Brius CEO testifies in class-action case
Brius Healthcare CEO Shlomo Rechnitz acknowledged publicly for the first time that he set up middleman leasing companies that boost his profits by charging inflated rents to his nursing homes.
Rechnitz, the largest nursing home operator in California, acknowledged the practice, which is at the center of an ongoing state audit, during an August 28, 2017 deposition in connection with a class action lawsuit targeting him.
During the nearly two-hour deposition, Rechnitz acknowledged that he and his wife set up a middleman landlord firm in Eureka, Calif. that made a “profit” by leasing skilled nursing facilities from their property owner and then subleasing them to his nursing homes at a higher price.
Rechnitz’s use of middlemen landlords was first uncovered in the report “Brius Healthcare’s Insider Transactions,” released in August by the National Union of Healthcare Workers. The report found that Rechnitz used this scheme at many homes, and that Brius homes in 2015 paid on average 36 percent higher rent than similar homes in the same county.
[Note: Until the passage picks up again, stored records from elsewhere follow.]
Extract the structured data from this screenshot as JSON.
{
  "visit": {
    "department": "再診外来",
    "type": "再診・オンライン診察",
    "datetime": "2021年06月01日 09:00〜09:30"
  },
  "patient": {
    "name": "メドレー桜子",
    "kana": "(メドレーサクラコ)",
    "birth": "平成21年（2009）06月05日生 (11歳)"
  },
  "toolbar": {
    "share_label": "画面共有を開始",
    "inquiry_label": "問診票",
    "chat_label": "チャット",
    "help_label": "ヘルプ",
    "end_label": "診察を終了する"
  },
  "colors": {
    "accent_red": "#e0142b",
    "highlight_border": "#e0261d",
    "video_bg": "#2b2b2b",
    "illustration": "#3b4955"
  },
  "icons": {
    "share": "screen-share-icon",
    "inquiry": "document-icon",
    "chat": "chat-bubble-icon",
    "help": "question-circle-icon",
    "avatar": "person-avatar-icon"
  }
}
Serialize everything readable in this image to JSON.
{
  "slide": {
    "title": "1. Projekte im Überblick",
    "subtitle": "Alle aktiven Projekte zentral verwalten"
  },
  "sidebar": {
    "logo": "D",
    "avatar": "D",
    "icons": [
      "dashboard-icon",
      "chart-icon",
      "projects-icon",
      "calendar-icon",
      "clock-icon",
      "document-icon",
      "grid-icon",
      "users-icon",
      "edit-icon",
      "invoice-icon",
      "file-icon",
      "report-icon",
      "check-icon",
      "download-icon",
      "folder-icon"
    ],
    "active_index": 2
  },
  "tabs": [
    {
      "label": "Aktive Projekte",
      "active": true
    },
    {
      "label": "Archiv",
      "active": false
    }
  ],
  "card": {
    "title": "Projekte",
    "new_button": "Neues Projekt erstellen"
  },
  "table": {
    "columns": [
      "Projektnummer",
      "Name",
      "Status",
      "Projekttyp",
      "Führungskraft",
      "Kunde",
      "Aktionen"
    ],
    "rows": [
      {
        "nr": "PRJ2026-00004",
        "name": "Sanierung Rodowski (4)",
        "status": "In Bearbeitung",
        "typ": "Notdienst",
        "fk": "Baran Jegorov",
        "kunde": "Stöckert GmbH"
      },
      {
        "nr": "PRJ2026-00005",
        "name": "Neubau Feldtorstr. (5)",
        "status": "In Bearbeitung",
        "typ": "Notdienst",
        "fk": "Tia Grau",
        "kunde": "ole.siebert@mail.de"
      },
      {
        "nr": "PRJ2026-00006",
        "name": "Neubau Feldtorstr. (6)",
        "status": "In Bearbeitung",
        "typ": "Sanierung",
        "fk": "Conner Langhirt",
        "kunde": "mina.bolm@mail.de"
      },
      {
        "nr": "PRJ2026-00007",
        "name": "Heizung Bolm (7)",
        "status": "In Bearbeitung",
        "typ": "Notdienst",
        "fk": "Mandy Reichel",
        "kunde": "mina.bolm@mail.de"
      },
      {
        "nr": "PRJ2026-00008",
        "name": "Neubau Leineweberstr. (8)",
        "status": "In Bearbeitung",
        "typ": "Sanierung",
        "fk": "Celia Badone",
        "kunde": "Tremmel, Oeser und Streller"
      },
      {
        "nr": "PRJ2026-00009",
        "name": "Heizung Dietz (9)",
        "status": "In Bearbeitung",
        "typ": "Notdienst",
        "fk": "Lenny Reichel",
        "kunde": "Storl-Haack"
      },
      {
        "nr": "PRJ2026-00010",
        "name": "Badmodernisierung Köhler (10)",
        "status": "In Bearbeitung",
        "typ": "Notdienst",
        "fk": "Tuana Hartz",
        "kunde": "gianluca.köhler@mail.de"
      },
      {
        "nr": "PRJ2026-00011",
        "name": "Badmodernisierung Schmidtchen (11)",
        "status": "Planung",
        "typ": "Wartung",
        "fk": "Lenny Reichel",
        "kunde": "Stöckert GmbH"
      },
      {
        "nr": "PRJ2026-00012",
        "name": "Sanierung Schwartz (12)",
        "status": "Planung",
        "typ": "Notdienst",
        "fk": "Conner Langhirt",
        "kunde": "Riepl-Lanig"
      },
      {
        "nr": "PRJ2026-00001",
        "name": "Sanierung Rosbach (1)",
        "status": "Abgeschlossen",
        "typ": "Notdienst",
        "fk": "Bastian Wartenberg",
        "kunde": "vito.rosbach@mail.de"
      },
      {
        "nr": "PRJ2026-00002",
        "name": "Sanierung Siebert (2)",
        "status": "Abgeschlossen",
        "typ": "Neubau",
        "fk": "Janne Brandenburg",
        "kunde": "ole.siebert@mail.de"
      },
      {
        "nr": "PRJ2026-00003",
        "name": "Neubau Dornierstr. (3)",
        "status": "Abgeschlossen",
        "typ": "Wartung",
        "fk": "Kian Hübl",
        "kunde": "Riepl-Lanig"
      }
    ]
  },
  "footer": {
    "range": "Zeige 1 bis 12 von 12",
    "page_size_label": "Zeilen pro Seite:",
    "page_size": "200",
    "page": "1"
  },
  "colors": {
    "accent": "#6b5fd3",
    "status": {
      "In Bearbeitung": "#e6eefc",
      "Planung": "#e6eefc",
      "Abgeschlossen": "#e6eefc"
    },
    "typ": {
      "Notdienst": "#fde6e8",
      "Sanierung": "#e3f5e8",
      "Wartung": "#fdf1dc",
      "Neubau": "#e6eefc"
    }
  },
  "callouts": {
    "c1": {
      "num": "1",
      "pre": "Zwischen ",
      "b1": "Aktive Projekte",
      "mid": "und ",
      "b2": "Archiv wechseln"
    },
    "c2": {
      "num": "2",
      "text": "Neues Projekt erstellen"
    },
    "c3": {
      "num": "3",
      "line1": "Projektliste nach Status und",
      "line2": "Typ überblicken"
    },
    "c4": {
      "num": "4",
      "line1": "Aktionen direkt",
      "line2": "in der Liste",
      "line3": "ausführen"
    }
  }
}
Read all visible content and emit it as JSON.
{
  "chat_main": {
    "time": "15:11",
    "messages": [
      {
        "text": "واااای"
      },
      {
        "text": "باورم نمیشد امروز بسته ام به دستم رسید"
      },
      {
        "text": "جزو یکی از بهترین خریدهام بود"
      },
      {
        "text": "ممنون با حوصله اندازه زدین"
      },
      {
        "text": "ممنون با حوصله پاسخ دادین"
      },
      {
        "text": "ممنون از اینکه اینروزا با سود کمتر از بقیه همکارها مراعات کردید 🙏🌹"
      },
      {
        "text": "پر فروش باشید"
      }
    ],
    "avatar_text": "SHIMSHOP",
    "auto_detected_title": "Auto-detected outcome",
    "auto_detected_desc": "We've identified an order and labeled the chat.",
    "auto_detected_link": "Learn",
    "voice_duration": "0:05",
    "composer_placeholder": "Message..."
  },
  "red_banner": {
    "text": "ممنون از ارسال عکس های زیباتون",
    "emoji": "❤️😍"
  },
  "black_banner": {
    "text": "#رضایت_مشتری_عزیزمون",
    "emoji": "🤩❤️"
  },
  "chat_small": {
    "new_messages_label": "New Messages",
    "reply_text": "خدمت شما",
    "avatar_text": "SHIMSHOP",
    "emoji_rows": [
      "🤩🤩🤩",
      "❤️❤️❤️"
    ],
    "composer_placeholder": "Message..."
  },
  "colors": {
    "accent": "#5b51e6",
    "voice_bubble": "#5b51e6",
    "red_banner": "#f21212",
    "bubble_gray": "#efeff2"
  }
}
The findings contributed to a vote by lawmakers earlier this year ordering the California State Auditor to review Brius’ business dealings with other companies controlled by Rechnitz.
Attorneys questioned Rechnitz in August about his rental arrangements and other business dealings in connection with the case “Foreman vs. Rechnitz.” The lawsuit, covering current and former residents at 55 Brius homes, alleges that the company deceived them about its patient-care track-record when they sought care at the Brius facilities.
In response to a question from the plaintiff’s attorney Stephen Garcia, Rechnitz, a self-proclaimed billionaire, said he had difficulty remembering details about his nursing home operations and organizational structure because his holdings are so vast.
“Again, Mr. Garcia, as I’m sure you know, I own ninety nursing homes; probably a good few hundred million dollars in real estate; an ambulance company; a durable medical company; a pharmacy; and oxygen company; a wound care company; a company that makes canisters for gas, and I’m probably forgetting a lot of them, so I really just do see everything from 40,000 feet…” (p. 15)
Of course, Rechnitz failed to mention his $8 million Gulfstream G-IV jet, which literally travels at 40,000 feet.
During the deposition, Garcia asked Rechnitz to review numerous documents, including Medi-Cal cost reports, leases, and subleases, which were posted on BriusWatch at the time of the release of NUHW’s report.
In acknowledging that he sets up middleman landlord companies to create profits for himself (p. 58), Rechnitz also affirmed that he signed certain lease documents, which imposed inflated rents on his nursing homes, on behalf of both parties to the deal. Click here for the rest of the story and read the deposition.